Entries taken from a collection
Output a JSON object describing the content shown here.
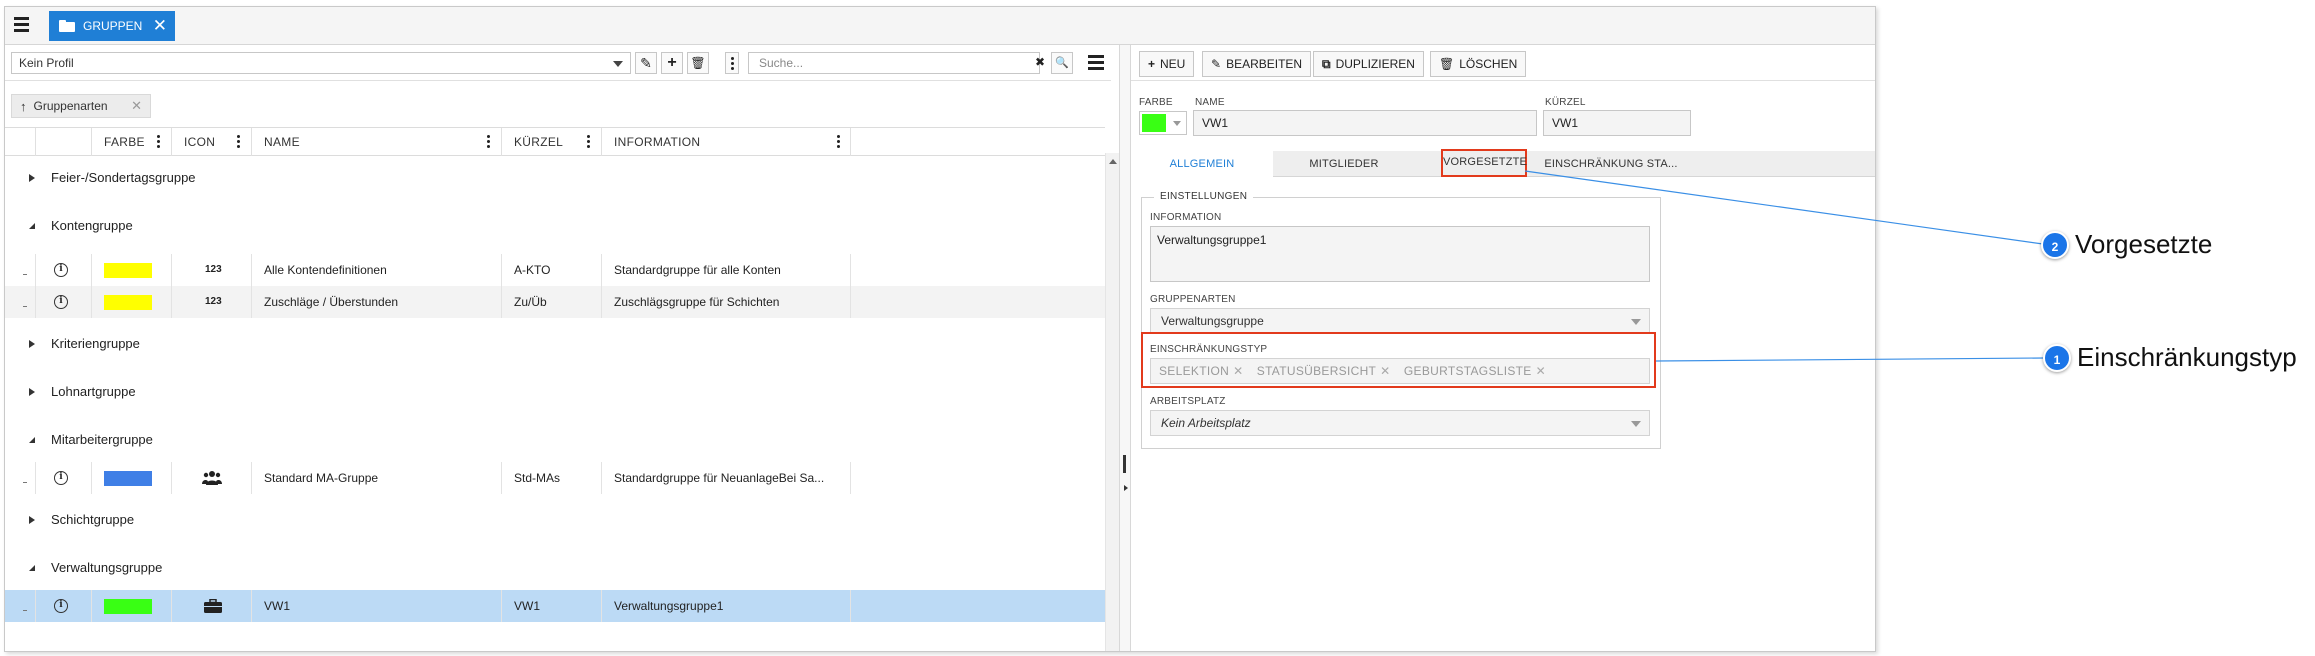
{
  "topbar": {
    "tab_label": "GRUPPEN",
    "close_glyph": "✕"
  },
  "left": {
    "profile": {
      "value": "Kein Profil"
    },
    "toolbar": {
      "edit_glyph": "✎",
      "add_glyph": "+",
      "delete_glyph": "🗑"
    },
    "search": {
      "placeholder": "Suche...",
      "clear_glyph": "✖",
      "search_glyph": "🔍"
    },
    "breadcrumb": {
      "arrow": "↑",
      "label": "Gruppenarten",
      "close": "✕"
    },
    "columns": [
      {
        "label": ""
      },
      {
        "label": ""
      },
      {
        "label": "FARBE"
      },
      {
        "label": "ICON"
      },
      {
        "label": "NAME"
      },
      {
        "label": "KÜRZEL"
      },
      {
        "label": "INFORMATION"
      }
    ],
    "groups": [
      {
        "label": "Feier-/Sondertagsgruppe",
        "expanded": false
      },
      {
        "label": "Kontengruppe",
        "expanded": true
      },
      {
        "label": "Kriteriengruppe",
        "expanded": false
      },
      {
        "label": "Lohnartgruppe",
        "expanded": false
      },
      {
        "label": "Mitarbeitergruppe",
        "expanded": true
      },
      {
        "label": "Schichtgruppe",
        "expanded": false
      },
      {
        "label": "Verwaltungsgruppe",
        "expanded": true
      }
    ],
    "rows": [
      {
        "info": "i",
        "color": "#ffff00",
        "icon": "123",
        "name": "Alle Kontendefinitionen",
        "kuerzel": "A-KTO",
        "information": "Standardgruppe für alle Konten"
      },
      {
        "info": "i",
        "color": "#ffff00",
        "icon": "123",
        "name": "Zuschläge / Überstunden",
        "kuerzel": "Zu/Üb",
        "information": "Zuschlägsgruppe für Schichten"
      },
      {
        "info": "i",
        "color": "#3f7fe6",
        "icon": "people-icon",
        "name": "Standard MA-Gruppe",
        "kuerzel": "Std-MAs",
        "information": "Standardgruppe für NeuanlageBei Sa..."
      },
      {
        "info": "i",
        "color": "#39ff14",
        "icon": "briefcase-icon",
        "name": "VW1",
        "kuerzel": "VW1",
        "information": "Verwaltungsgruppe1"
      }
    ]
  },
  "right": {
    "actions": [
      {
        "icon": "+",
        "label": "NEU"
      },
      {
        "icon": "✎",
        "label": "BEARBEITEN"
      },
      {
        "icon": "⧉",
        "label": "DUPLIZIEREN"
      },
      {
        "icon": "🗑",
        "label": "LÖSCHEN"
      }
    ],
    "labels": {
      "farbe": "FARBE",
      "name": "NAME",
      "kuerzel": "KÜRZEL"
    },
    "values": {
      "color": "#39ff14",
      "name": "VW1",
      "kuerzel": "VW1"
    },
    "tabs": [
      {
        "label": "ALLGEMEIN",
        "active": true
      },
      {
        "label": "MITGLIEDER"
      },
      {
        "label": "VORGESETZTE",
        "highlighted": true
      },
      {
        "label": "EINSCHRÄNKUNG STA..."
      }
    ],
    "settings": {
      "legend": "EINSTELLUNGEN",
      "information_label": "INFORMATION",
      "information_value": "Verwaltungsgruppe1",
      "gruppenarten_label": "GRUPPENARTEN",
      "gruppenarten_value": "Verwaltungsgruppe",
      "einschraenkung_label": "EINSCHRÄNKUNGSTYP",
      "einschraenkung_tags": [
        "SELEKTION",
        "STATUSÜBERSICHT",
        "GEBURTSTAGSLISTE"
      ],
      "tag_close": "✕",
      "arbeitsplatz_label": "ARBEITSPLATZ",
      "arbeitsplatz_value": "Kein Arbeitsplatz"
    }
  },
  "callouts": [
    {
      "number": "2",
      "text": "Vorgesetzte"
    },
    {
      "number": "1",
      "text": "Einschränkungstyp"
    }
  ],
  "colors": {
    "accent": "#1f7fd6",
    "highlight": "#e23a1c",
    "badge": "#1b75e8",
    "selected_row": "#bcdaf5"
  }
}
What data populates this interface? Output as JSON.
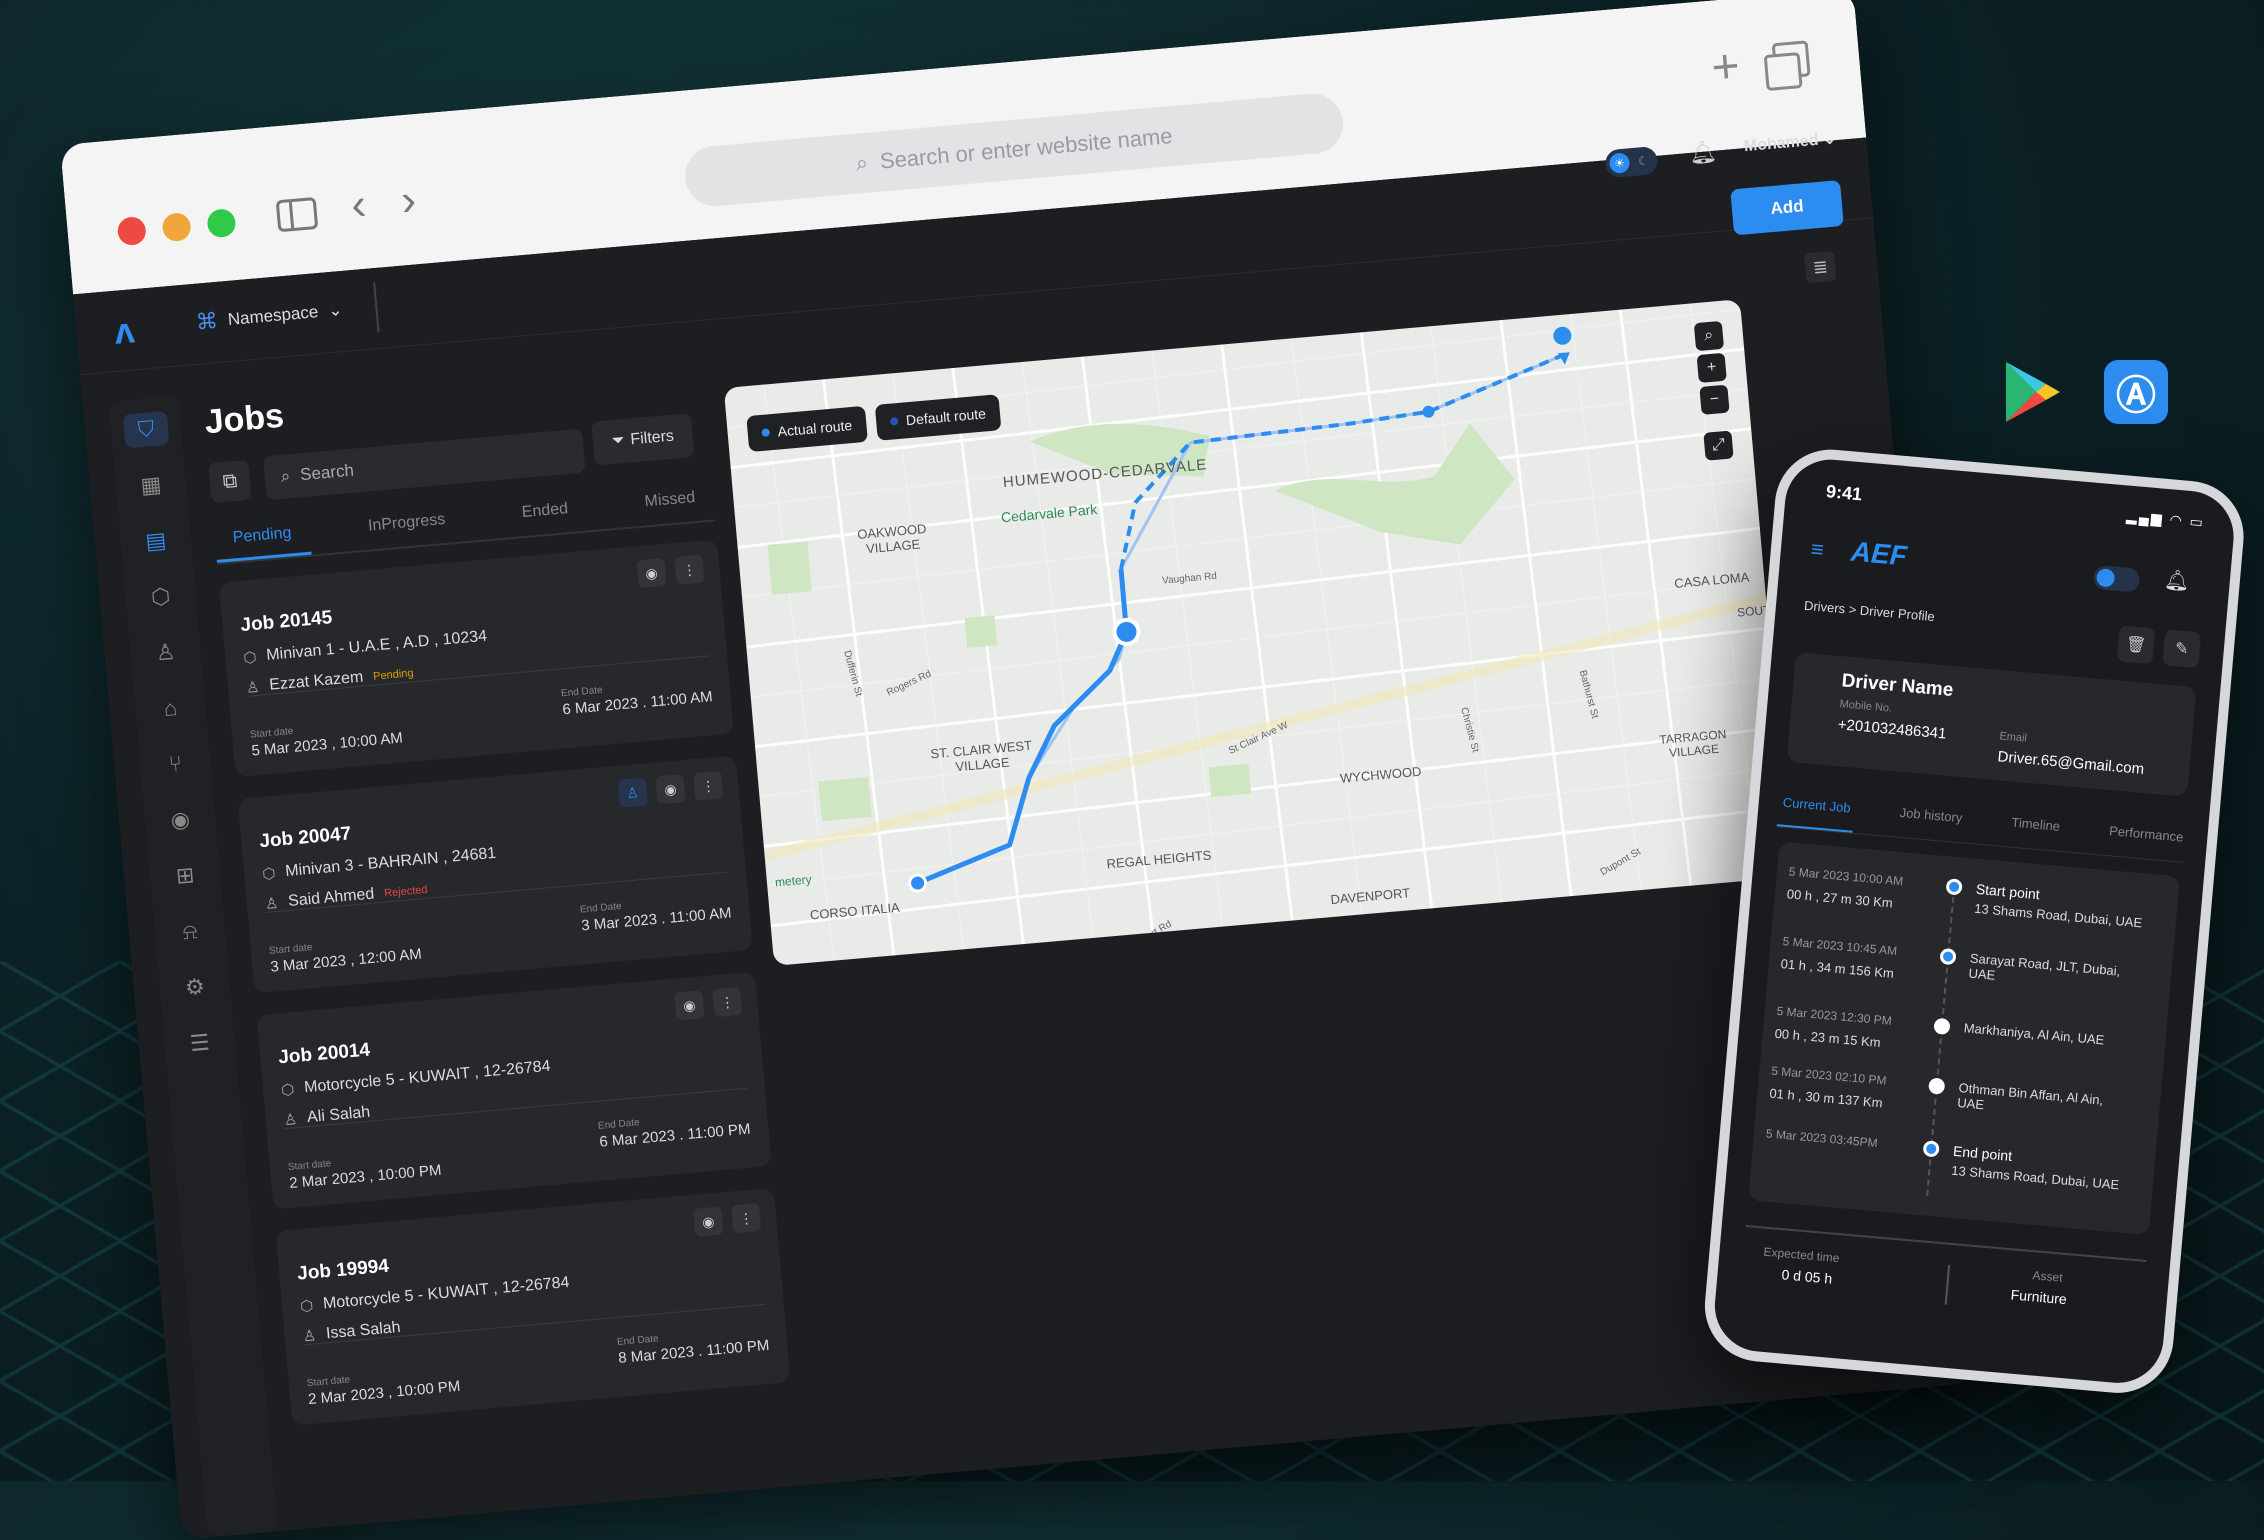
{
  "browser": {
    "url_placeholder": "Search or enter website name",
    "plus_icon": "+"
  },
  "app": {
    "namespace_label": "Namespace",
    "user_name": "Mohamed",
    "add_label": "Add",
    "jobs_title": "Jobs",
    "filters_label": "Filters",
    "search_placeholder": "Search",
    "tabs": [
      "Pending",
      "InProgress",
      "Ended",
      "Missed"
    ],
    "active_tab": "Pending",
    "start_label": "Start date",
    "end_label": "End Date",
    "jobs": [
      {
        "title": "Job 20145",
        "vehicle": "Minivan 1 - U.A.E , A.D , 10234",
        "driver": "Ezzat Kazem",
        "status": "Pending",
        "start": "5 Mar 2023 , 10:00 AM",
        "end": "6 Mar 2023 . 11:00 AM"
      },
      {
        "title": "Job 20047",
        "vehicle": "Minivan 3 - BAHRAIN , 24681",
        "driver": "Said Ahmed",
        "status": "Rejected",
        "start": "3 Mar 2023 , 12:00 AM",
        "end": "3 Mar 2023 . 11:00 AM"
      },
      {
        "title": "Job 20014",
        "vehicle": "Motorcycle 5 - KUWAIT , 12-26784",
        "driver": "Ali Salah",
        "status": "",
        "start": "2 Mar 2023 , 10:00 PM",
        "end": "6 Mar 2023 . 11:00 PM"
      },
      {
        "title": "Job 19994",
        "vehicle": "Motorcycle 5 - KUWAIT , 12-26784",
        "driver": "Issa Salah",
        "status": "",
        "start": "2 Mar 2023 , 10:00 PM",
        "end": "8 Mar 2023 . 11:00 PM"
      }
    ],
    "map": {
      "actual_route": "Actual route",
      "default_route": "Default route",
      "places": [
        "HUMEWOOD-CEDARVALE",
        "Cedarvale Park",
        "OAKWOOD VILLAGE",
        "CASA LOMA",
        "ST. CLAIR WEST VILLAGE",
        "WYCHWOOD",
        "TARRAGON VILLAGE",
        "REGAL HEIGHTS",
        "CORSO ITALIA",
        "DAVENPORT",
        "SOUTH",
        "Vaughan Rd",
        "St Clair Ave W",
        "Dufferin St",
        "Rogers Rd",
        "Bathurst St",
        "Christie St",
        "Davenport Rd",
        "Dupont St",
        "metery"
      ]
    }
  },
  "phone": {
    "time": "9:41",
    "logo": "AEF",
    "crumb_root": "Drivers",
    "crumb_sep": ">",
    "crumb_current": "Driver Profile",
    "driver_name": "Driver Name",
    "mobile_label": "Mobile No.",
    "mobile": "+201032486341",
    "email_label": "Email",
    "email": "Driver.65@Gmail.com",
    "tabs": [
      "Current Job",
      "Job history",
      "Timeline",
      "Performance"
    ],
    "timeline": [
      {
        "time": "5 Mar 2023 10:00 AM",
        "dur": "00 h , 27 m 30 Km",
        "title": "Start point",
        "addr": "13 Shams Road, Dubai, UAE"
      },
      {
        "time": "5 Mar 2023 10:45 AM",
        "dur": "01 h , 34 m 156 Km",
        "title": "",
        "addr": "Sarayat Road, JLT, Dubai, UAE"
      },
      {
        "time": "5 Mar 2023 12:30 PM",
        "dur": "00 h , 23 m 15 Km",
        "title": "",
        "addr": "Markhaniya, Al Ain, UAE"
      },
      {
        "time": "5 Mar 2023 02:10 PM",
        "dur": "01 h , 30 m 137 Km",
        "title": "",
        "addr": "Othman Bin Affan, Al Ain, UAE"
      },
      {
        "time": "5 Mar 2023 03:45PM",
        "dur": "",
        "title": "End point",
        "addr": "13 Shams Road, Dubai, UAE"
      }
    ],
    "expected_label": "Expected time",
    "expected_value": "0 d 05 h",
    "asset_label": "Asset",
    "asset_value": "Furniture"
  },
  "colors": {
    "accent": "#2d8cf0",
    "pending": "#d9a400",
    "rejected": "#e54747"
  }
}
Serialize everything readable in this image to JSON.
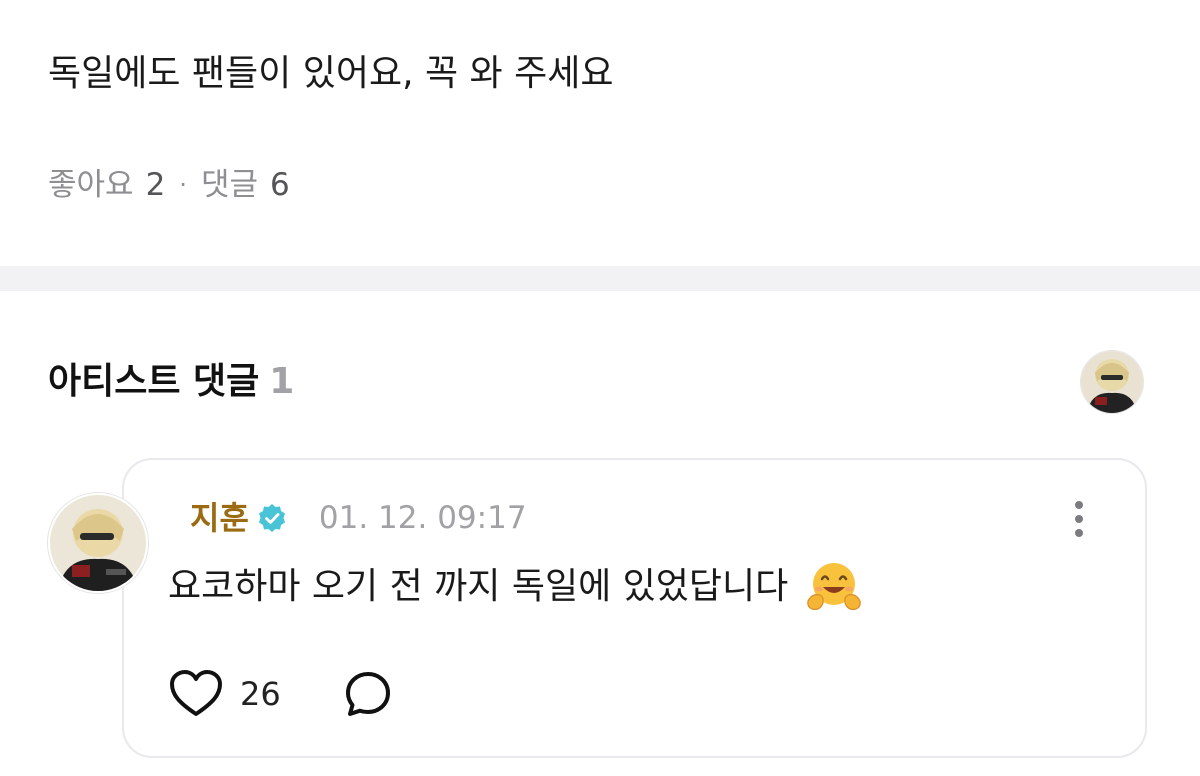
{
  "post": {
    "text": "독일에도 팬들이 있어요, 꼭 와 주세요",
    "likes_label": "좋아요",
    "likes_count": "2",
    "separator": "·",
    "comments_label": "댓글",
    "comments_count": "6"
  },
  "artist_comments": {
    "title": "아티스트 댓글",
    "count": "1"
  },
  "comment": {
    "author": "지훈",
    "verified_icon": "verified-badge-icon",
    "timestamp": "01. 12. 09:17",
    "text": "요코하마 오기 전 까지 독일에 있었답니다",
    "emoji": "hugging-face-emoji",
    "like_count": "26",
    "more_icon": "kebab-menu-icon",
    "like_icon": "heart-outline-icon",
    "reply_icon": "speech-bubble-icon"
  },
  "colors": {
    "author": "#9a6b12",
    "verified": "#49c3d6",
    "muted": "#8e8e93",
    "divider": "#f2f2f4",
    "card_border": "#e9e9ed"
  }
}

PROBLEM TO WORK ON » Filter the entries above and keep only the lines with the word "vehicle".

EXERCISE RESULT »
        "vehicle": "Minivan 1 - U.A.E , A.D , 10234",
        "vehicle": "Minivan 3 - BAHRAIN , 24681",
        "vehicle": "Motorcycle 5 - KUWAIT , 12-26784",
        "vehicle": "Motorcycle 5 - KUWAIT , 12-26784",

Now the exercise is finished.